BRIEF: Repeat the full listing that follows, word for word.

***

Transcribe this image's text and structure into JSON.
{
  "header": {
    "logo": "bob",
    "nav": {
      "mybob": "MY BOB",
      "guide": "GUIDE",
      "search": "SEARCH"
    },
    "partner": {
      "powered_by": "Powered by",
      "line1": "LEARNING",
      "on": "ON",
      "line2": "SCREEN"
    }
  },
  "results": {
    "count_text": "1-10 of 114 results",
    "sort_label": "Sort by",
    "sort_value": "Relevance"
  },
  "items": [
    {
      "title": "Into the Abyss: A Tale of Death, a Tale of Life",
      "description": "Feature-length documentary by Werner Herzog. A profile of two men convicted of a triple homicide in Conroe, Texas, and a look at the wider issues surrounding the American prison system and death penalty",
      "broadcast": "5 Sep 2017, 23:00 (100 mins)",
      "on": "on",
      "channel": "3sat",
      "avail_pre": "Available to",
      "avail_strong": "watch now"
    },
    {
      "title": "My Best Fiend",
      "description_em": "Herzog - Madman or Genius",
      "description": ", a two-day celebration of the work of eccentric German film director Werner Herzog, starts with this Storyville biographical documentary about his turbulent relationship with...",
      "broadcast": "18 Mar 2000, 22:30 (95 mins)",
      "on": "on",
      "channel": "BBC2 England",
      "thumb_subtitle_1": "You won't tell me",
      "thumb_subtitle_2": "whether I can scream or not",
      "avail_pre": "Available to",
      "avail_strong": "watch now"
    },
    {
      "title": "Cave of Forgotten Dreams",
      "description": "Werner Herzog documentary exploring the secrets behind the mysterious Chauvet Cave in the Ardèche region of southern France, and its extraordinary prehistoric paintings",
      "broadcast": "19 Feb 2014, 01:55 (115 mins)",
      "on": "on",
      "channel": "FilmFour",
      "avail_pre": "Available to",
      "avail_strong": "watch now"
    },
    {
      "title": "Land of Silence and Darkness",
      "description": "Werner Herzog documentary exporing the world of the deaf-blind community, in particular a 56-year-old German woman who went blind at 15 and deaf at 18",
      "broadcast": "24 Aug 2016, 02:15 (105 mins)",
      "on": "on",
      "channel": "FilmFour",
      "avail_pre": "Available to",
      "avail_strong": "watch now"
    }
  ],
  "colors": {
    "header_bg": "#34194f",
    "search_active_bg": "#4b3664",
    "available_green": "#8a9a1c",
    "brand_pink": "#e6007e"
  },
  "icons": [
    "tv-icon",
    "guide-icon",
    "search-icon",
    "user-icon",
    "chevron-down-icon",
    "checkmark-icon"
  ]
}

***

YOUR RESPONSE:
Transcribe this image's text and structure into JSON.
{
  "header": {
    "logo": "bob",
    "nav": {
      "mybob": "MY BOB",
      "guide": "GUIDE",
      "search": "SEARCH"
    },
    "partner": {
      "powered_by": "Powered by",
      "line1": "LEARNING",
      "on": "ON",
      "line2": "SCREEN"
    }
  },
  "results": {
    "count_text": "1-10 of 114 results",
    "sort_label": "Sort by",
    "sort_value": "Relevance"
  },
  "items": [
    {
      "title": "Into the Abyss: A Tale of Death, a Tale of Life",
      "description": "Feature-length documentary by Werner Herzog. A profile of two men convicted of a triple homicide in Conroe, Texas, and a look at the wider issues surrounding the American prison system and death penalty",
      "broadcast": "5 Sep 2017, 23:00 (100 mins)",
      "on": "on",
      "channel": "3sat",
      "avail_pre": "Available to",
      "avail_strong": "watch now"
    },
    {
      "title": "My Best Fiend",
      "description_em": "Herzog - Madman or Genius",
      "description": ", a two-day celebration of the work of eccentric German film director Werner Herzog, starts with this Storyville biographical documentary about his turbulent relationship with...",
      "broadcast": "18 Mar 2000, 22:30 (95 mins)",
      "on": "on",
      "channel": "BBC2 England",
      "thumb_subtitle_1": "You won't tell me",
      "thumb_subtitle_2": "whether I can scream or not",
      "avail_pre": "Available to",
      "avail_strong": "watch now"
    },
    {
      "title": "Cave of Forgotten Dreams",
      "description": "Werner Herzog documentary exploring the secrets behind the mysterious Chauvet Cave in the Ardèche region of southern France, and its extraordinary prehistoric paintings",
      "broadcast": "19 Feb 2014, 01:55 (115 mins)",
      "on": "on",
      "channel": "FilmFour",
      "avail_pre": "Available to",
      "avail_strong": "watch now"
    },
    {
      "title": "Land of Silence and Darkness",
      "description": "Werner Herzog documentary exporing the world of the deaf-blind community, in particular a 56-year-old German woman who went blind at 15 and deaf at 18",
      "broadcast": "24 Aug 2016, 02:15 (105 mins)",
      "on": "on",
      "channel": "FilmFour",
      "avail_pre": "Available to",
      "avail_strong": "watch now"
    }
  ],
  "colors": {
    "header_bg": "#34194f",
    "search_active_bg": "#4b3664",
    "available_green": "#8a9a1c",
    "brand_pink": "#e6007e"
  },
  "icons": [
    "tv-icon",
    "guide-icon",
    "search-icon",
    "user-icon",
    "chevron-down-icon",
    "checkmark-icon"
  ]
}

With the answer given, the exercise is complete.